May 16, 2023
First-of-its-Kind Lake-wide Technology Delivers Personalized, Science-based Protection Profiles
The Lake George Association (LGA) is excited to announce the launch of a web app that provides residential and commercial property owners across the Lake’s watershed with an evaluation of their property’s physical characteristics and how they may be impacting Lake George. Accompanying each Profile are personalized, science-based recommendations people can implement to protect water quality. This empowering program is meant for everyone. Both property-owners and non-property owners can register for the free LGA Lake Protector™ Profile here to help keep Lake George clear and clean.
“Our LGA Lake Protector™ Profiles provide need-to-know information that helps guide participation in protection for all who love Lake George,” said LGA President Eric Siy. “And the LGA team is here to help ensure we succeed.”
Combining a wealth of publicly available data with geospatial mapping technology, the LGA science and technical team has created personalized LGA Lake Protector™ Profiles for 9,300 developed properties in the Lake George watershed (vacant lands and New York State-properties are not included). The profiles feature eight key physical characteristics that can influence water quality and provide property-specific recommendations for mitigating associated threats. The eight characteristics included for each property are:
- Impervious Surface
- Critical Environmental Area
- Water Resource Area
- Septic System
Stopping Excess Nutrients Is Vital to Lake Protection
The LGA’s Personalized Protection Profiles cover a variety of water quality threats, but are particularly focused on reducing the amount of excess nutrients, like phosphorus and nitrogen, that enter the Lake from stormwater runoff and failing septic systems. Excess nutrients lead to excessive algae growth and the potential for harmful algal blooms (HABs). While the HAB outbreaks in Lake George thus far have been non-toxic, relatively small, and short-lived, the Lake is certainly not immune to the types of toxic and widespread HABs that have devastated other lakes and lake-based economies in recent years.
Stormwater runoff occurs when precipitation flows across surfaces and into the Lake, picking up nutrients and other contaminants along the way. Runoff is exacerbated by steep slopes, lack of mature trees, type of soil, and impervious surfaces, such as asphalt and roofs. It is also compounded by the increasing number and severity of storms, due to climate change.
Septic systems become a hazard when inadequately treated wastewater enters the Lake through groundwater or streams.
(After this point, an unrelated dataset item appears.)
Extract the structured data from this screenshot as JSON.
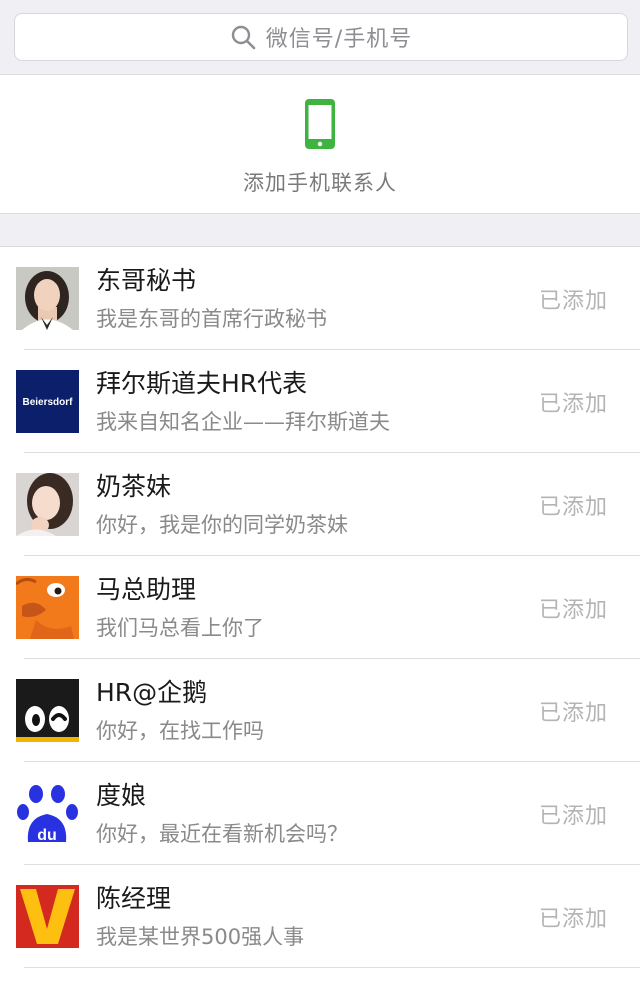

A comprehensive study by the Lake George Waterkeeper, a program of the LGA, has found that two-thirds of the approximately 6,000 septic systems in the Lake George Basin are likely in need of repair or replacement. The Lake George Park Commission recently approved a mandatory septic system inspection and pump-out program for those systems closest to the Lake and associated waters, but it’s imperative that all septic system owners be vigilant about proper system maintenance.
“Just as we've put Lake George on a low-salt diet through the LGA’s Lake George Road Salt Reduction Initiative, we need to put it on a low-nutrient diet to help reduce the risk of HABs,” Mr. Siy said. “But unlike road salt reduction, which is highly dependent on the work of local municipalities, nutrient-reduction requires the help of every individual property owner.”
App Is First Step in Protecting Lake George
The launch of the new web app is just the start of the LGA’s Lake Protector™ Program. Once a property owner has accessed their Lake Protector™ Profile, members of the LGA science and technical team will be available to guide them on implementing their protection recommendations.
The LGA is also beginning to plan for future generations of the app, with new interactive features that will further educate and empower everyone to become LGA Lake Protectors™.